August 4, 2020 – Georgetown, Guyana – The ‘Oil & Energy News’ website OilPrice has recently published an article praising the economics of the Stabroek block, and a press release indicating a favourable outlook for Guyana’s future as an oil producing country. Key points follow, with a comment from TOTALTEC CEO Lars Mangal.
The oil industry has faced unprecedented challenges over the past year.

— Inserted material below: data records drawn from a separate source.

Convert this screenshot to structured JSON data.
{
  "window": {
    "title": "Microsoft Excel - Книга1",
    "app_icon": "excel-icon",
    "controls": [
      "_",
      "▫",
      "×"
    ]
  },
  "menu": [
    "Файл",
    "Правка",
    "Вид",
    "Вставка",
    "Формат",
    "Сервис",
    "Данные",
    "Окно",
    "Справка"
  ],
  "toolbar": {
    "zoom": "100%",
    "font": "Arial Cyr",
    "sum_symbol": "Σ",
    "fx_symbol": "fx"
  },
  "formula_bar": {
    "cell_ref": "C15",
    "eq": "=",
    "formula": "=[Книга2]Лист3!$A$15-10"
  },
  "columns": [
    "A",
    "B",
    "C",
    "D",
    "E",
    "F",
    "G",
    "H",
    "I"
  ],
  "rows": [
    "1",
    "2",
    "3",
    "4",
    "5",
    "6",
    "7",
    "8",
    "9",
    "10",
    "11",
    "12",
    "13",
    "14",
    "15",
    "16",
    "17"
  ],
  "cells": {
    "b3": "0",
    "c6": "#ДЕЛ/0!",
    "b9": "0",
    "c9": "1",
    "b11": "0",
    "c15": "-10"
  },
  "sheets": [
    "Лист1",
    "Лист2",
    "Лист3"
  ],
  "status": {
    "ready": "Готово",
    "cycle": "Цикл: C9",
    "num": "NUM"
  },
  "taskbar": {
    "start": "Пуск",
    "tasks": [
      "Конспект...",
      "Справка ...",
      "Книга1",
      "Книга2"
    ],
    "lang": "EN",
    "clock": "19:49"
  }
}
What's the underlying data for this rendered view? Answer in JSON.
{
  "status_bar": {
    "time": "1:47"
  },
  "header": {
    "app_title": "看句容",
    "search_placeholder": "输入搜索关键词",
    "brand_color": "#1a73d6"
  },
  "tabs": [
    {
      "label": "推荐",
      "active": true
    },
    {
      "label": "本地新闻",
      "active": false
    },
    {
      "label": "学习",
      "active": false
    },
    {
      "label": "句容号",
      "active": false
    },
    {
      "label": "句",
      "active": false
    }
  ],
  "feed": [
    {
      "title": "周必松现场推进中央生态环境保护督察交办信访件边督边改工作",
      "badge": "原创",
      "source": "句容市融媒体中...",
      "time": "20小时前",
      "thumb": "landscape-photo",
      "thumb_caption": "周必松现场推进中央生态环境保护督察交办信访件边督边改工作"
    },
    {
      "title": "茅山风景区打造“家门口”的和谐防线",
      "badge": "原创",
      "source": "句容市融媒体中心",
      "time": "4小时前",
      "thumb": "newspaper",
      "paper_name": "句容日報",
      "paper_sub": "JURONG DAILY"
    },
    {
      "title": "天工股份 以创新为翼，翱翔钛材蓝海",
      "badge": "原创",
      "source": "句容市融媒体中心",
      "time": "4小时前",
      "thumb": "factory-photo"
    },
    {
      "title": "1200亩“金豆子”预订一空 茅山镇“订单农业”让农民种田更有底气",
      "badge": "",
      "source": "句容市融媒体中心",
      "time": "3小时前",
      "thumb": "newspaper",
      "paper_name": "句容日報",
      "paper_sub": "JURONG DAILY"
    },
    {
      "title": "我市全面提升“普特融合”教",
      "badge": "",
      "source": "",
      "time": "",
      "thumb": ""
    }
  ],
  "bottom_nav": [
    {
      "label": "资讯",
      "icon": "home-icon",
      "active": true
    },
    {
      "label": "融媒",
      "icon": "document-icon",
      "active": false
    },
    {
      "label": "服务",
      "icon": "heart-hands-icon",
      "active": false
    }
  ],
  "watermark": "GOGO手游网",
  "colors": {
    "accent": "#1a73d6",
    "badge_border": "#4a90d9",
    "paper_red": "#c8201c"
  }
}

In March 2020, the Russia-Saudi economic conflict worsened as Saudi Arabia initiated a price war, facilitating a quarterly price fall of 65%. In the first few weeks of March, US oil prices fell by 34%.
The context of the Russia-Saudi price war originates in 2014, when US shale oil production came online and significantly increased US market share, causing a price crash from $114 per barrel (in 2014) to just under $27 per barrel in 2016.
As a result of this, OPEC expanded membership temporarily, and in September 2016 Saudi and Russia agreed to cooperate in managing the price of oil, cutting production by 2.1 million barrels per day. In 2020, the global COVID-19 pandemic began, causing a sharp decline in demand, with a resulting fall in oil price. In response to this new market turbulence, OPEC met on the 5th of May, agreeing to further production cuts. Shortly after, Russia rejected OPEC’s demand to cut production, causing oil prices to drop a further 10% and starting the price war that is only beginning to abate today.
The price war and global pandemic was a ‘Double Black Swan’ event, and in May 2020 – for the first time since records began – oil prices went negative.
In all of this, ExxonMobil continues to develop the Stabroek block offshore Guyana, with more evaluation wells being drilled, and the current Liza-1 development now in production.
There are many oil producing countries in the world who did not have the time to recover from the 2014-2016 oil collapse. Canada, exporting heavy oil out of oil sands, has a breakeven cost in the range of $75-85 per barrel. With global oil prices at around $40 at time of writing, Canada’s oil sands remain unprofitable. On the other side of the scale is Saudi, another oil producing country with the lowest lifting costs globally. Saudi Aramco has lifting costs as low as $2.80 per barrel.
Into this global mix enters Guyana, with another ground-breaking discovery by ExxonMobil in February 2020 causing estimates for recoverable reserves to increase to 8 billion barrels. This places Guyana squarely in the center of the list of top-20 countries globally by reserves. The IMF forecast Guyana’s GDP to increase 53% in 2020 alone. To put this into perspective, the rest of Latin America is forecast to experience a shrink in GDP of 9.4% in 2020. Unimaginable wealth is expected to transform Guyana, with many oil companies rushing to win offshore contracts.
‘As articles like this show, the scale of resource and favorable economics of Guyana have placed it front and center on the energy global stage.’ said TOTALTEC CEO Lars Mangal. He continued ‘Following the dual events of Saudi-Russia market share protection and COVID-19, combined with an increased emphasis on carbon neutrality, we must develop a flexible strategy for our energy future, funded by accelerating the development of new fields.’
Lifting costs in Guyana are predicted to hover under $40 per barrel. This is remarkably low for deepwater fields. Earlier this year, industry consultants Wood Mackenzie issued a report pointing to a $30 per barrel breakeven price for the Stabroek block. This makes Guyana a very attractive long-term investment prospect.
It also makes the development offshore Guyana extremely resilient to a difficult operating environment, and limits the impact of price and market fluctuations.
That Guyana has a bright economic outlook and future ahead is indisputable. The challenge today is to focus on the development of a sustainable energy mix, with a stronger focus on carbon neutrality and a flexible future strategy designed to protect and enhance the lives of Guyanese long into the future.
Read the full OilPrice article here:
TOTALTEC Oilfield Services is focused on the success of the oil industry in Guyana for the benefit the country, its people, and partner companies. It does this through three areas: people, partnerships, and facilities. Qualified and motivated Guyanese develop through the International Petroleum & Maritime Academy. Partnerships prioritize products and services that are starting points to grow from, creating new Guyanese led companies. Examples are Guyana Shore Base, Inc. providing support to offshore operations and Jaguar Oilfield Services offering a complete range of lifting equipment and inspection services. The 94% Guyanese TOTALTEC workforce includes 8 nationalities with over 160 years of international oilfield experience.https://www.totaltec-os.com